Where do you want to go?

Click here to return to Galen's Main Indian Page:
Click here to return to Galen's Main HomePage:


PART C: SIGNIFICANCE OF THE STUDY PART C: SIGNIFICANCE OF THE STUDY In recent times, much has been said about the role that government should play in delivering services to the people. Health care is an area of government that is under continual scrutiny. The explosion of public expenditures on health care following the introduction of Medicare and Medicaid led to the emergence of cost containment as an independent policy objective (Arnould, Rich & White, 1993). While federal per capita health care expenditures for Native Americans remain below that of the general US population, the federal contribution is nearly the same as the per capita expenditure for Medicaid and Medicare, however in order to rise to these levels, IHS appropriations had to increase 136% in the past ten years.

While the escalation of costs (cost efficiency) should be reason enough to study this restructuring process, the more salient issue should be that of health outcome (cost effectiveness). The Indian Health Service is restructuring in order to find some equilibrium in this challenging environment. The IHS is part of the administrative bureaucracy which the IHDT has plainly recommended needs to be dismantled and reorganized.
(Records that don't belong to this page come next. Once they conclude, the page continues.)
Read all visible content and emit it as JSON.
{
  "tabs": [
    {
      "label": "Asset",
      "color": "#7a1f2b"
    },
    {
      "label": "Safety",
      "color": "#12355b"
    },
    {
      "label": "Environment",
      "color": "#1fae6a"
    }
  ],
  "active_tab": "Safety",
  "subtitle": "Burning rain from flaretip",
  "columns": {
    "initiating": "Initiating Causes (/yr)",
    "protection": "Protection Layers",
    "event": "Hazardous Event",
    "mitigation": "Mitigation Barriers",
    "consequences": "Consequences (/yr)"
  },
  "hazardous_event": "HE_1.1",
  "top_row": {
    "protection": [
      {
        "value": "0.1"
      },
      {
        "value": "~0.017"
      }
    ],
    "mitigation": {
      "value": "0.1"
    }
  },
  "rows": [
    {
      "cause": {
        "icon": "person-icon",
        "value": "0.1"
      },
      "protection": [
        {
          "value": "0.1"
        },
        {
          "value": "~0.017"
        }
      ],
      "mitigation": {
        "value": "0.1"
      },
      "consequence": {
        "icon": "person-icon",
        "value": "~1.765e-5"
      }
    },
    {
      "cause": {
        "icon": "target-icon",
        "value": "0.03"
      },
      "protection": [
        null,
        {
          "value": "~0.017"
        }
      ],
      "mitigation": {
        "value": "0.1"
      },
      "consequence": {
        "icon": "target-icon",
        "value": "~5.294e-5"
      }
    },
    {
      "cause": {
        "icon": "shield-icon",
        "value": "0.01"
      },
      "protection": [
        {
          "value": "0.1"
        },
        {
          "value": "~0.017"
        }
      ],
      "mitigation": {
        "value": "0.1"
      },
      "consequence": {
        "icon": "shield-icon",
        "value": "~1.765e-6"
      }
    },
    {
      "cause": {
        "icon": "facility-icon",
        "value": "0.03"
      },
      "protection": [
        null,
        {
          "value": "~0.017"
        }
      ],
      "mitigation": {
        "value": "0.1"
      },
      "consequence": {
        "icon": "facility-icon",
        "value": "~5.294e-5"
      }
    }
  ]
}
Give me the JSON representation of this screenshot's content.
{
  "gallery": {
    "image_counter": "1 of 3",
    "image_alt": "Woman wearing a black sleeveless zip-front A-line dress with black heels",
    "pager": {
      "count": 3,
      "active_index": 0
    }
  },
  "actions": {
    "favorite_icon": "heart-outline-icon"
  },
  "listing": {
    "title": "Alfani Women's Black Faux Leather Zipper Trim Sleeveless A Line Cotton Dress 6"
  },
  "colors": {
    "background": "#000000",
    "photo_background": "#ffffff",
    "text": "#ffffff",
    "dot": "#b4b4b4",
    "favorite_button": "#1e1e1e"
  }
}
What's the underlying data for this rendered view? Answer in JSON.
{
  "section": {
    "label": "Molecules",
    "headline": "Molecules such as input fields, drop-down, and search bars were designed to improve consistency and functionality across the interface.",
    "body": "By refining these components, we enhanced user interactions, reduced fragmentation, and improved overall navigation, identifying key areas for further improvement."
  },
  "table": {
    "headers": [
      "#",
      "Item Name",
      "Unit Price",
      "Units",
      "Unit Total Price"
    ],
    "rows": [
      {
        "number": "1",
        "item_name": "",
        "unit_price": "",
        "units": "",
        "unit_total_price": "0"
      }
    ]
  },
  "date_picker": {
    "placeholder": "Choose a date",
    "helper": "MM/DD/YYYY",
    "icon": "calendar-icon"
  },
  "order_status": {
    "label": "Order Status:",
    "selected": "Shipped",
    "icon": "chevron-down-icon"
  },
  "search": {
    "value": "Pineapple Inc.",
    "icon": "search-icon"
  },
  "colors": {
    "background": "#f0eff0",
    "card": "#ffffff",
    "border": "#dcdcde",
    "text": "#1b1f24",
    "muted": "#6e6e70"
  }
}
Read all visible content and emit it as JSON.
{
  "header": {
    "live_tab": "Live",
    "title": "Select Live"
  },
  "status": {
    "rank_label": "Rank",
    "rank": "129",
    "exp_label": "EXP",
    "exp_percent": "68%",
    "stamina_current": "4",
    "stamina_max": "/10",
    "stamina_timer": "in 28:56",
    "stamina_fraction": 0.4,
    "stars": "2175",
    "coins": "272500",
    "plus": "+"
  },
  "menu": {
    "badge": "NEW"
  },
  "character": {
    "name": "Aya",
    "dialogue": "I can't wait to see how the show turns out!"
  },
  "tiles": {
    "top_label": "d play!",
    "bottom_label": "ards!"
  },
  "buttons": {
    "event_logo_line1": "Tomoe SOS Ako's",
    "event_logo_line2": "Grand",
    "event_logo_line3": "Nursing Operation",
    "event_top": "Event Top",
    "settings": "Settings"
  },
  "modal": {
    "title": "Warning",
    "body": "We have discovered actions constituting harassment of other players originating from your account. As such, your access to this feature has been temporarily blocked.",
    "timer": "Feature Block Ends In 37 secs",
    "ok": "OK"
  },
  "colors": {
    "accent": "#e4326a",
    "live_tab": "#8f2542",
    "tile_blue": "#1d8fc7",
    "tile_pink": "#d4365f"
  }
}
One observation is that "the problem with the current system is that public officials cannot use common sense and good judgment in ways that would promote better…performance" (Kelman, 1990, pg.1). There is a feeling that the current bureaucratic structures are not able to perform the social functions that they were intended to do (Downs, 1967). And yet, the nature of bureaucracy is to promulgate more rules and regulations to address problems and stabilize the environment. It emerged "out of a need for more predictability, order and precision" (Bennis, 1967, p. 325).

The belief that the system in which government operates is inadequate has spawned numerous commissions and writings. The 1989 Volcker Commission issued its report, "Leadership for America: Rebuilding the Public Service" recommending that a new power system be created:

Control through multitudes of regulations and procedures, administered by a central agency removed from service delivery, has created managers with limited power but full responsibility for any problems that occur. Greater congruence between operating responsibility and managerial authority is absolutely necessary (Volcker, 1989, p. 288).

This was followed by the Winter Commission on state and local reforms in 1993 which recognized that the "pattern and the problem are clear. The face of America outside government is changing faster than the face of the work force inside. " (Winter, 1993, p.293)

Gaebler and Osborne in "Reinventing Government" promote the notion that government should be catalytic, enterprising, anticipatory, decentralized, community owned, competitive, mission driven, results oriented, customer driven and market oriented (1992). Taking all of the above into consideration, this became an animating theme of Vice President Al Gore’s 1993 report, the National Performance Review. In that document, the four goals of cutting red tape, putting customers first, empowering employees in a results oriented environment and getting back to basics are enunciated (Gore, 1993).

Because the calls to "reinvent" and "streamline for efficiency" have been heard before, there is understandable skepticism about whether rhetoric can be translated into action.

[T]he federal government has long suffered from an organizational strain of attention deficit disorder, an affliction that has led to an almost endless series of reform efforts, blue ribbon commissions, special studies and reports. Each begins with great fanfare only to atrophy out of frustration, neglect, and even boredom (Sanders, 1996, p.47).

The Indian Health Design Team met for the first time in October 1994, shortly after Vice President Gore’s report. The resulting recommendations that they made for redesigning the Indian Health Service clearly reflect the call for "reinventing" government. Unlike recommendations of other blue ribbon panels and commissions, the significance of the IHDT report is that those recommendations are being implemented at this writing. Dismantling of the perceived ineffective bureaucracy and plans for implementing the plan are underway. The "bureaucratic blitzkrieg" (Sanders, 1996, p.47) necessary for reinvention to sustain momentum is operational. Business is being conducted not-as-usual. This study is follows the development of this exception to the rule. It is timely in that this process is unfolding as it is being written.

Besides the political aspects of reorganization, this study will add to the literature on the federal position on Indian self-determination. The Indian Self-Determination and Education Assistance Act (PL93-638) and the Indian Health Care Improvement Act (PL94-437) have been in place for over twenty years. Their intents were to build capacity and to make clear "that Indians can become independent of Federal control without being cut off from Federal concern and Federal support" (Nixon, 1970). The reorganization of the Indian Health Service is the next step in the evolution of the relationship between the federal government and the Indian tribes that "638" and "437" laid out as policy position. This study will examine this process, describe the motivations, depict the constraints, and elicit a prognosis for the future for this timely experiment in reinventing government. It will also re-examine the relationship between sovereign nations as they continue to negotiate in the "utmost good faith".